■ **What you have to do**:
A faithful copy of all the entries is required, with no pictures in it.

◆ ◆ ◆ ◆ ◆ ◆ ◆

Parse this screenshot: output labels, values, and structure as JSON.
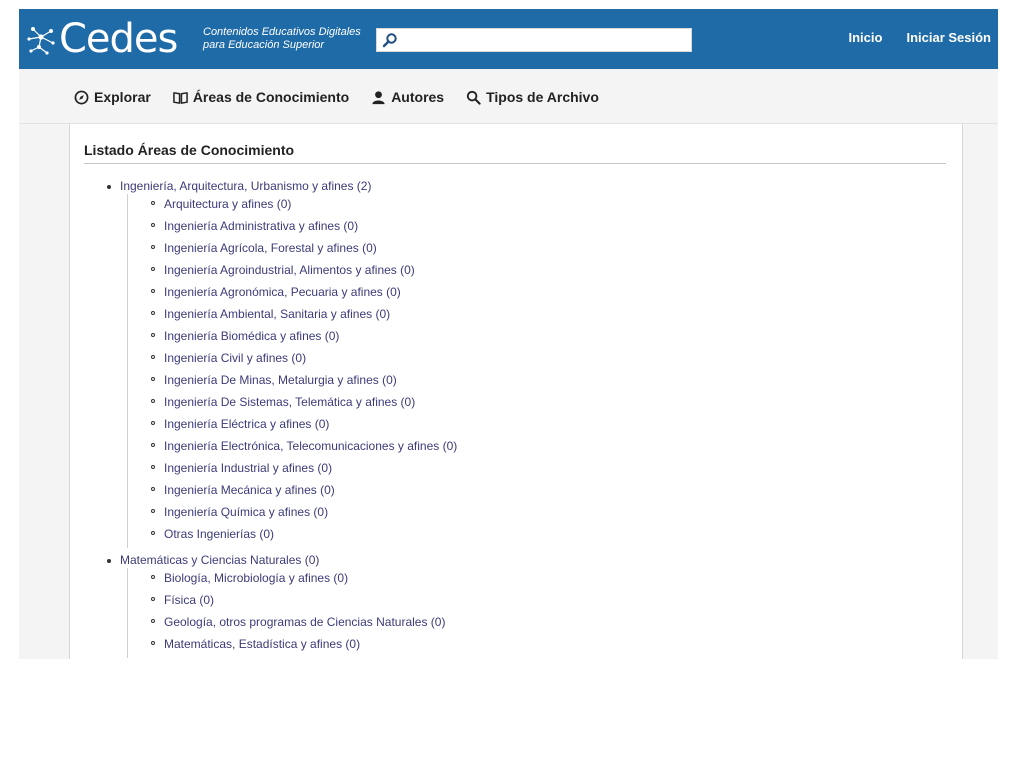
{
  "header": {
    "logo_text": "Cedes",
    "tagline_line1": "Contenidos Educativos Digitales",
    "tagline_line2": "para Educación Superior",
    "search": {
      "placeholder": "",
      "value": ""
    },
    "links": [
      "Inicio",
      "Iniciar Sesión"
    ],
    "colors": {
      "bar": "#1f6ba8"
    }
  },
  "nav": {
    "items": [
      {
        "label": "Explorar",
        "icon": "compass-icon"
      },
      {
        "label": "Áreas de Conocimiento",
        "icon": "book-icon"
      },
      {
        "label": "Autores",
        "icon": "user-icon"
      },
      {
        "label": "Tipos de Archivo",
        "icon": "search-icon"
      }
    ]
  },
  "content": {
    "title": "Listado Áreas de Conocimiento",
    "groups": [
      {
        "label": "Ingeniería, Arquitectura, Urbanismo y afines (2)",
        "items": [
          "Arquitectura y afines (0)",
          "Ingeniería Administrativa y afines (0)",
          "Ingeniería Agrícola, Forestal y afines (0)",
          "Ingeniería Agroindustrial, Alimentos y afines (0)",
          "Ingeniería Agronómica, Pecuaria y afines (0)",
          "Ingeniería Ambiental, Sanitaria y afines (0)",
          "Ingeniería Biomédica y afines (0)",
          "Ingeniería Civil y afines (0)",
          "Ingeniería De Minas, Metalurgia y afines (0)",
          "Ingeniería De Sistemas, Telemática y afines (0)",
          "Ingeniería Eléctrica y afines (0)",
          "Ingeniería Electrónica, Telecomunicaciones y afines (0)",
          "Ingeniería Industrial y afines (0)",
          "Ingeniería Mecánica y afines (0)",
          "Ingeniería Química y afines (0)",
          "Otras Ingenierías (0)"
        ]
      },
      {
        "label": "Matemáticas y Ciencias Naturales (0)",
        "items": [
          "Biología, Microbiología y afines (0)",
          "Física (0)",
          "Geología, otros programas de Ciencias Naturales (0)",
          "Matemáticas, Estadística y afines (0)"
        ]
      }
    ]
  }
}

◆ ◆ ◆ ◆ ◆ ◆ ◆

■ **Written answer**:
Parse this screenshot: output labels, values, and structure as JSON.
{
  "header": {
    "logo_text": "Cedes",
    "tagline_line1": "Contenidos Educativos Digitales",
    "tagline_line2": "para Educación Superior",
    "search": {
      "placeholder": "",
      "value": ""
    },
    "links": [
      "Inicio",
      "Iniciar Sesión"
    ],
    "colors": {
      "bar": "#1f6ba8"
    }
  },
  "nav": {
    "items": [
      {
        "label": "Explorar",
        "icon": "compass-icon"
      },
      {
        "label": "Áreas de Conocimiento",
        "icon": "book-icon"
      },
      {
        "label": "Autores",
        "icon": "user-icon"
      },
      {
        "label": "Tipos de Archivo",
        "icon": "search-icon"
      }
    ]
  },
  "content": {
    "title": "Listado Áreas de Conocimiento",
    "groups": [
      {
        "label": "Ingeniería, Arquitectura, Urbanismo y afines (2)",
        "items": [
          "Arquitectura y afines (0)",
          "Ingeniería Administrativa y afines (0)",
          "Ingeniería Agrícola, Forestal y afines (0)",
          "Ingeniería Agroindustrial, Alimentos y afines (0)",
          "Ingeniería Agronómica, Pecuaria y afines (0)",
          "Ingeniería Ambiental, Sanitaria y afines (0)",
          "Ingeniería Biomédica y afines (0)",
          "Ingeniería Civil y afines (0)",
          "Ingeniería De Minas, Metalurgia y afines (0)",
          "Ingeniería De Sistemas, Telemática y afines (0)",
          "Ingeniería Eléctrica y afines (0)",
          "Ingeniería Electrónica, Telecomunicaciones y afines (0)",
          "Ingeniería Industrial y afines (0)",
          "Ingeniería Mecánica y afines (0)",
          "Ingeniería Química y afines (0)",
          "Otras Ingenierías (0)"
        ]
      },
      {
        "label": "Matemáticas y Ciencias Naturales (0)",
        "items": [
          "Biología, Microbiología y afines (0)",
          "Física (0)",
          "Geología, otros programas de Ciencias Naturales (0)",
          "Matemáticas, Estadística y afines (0)"
        ]
      }
    ]
  }
}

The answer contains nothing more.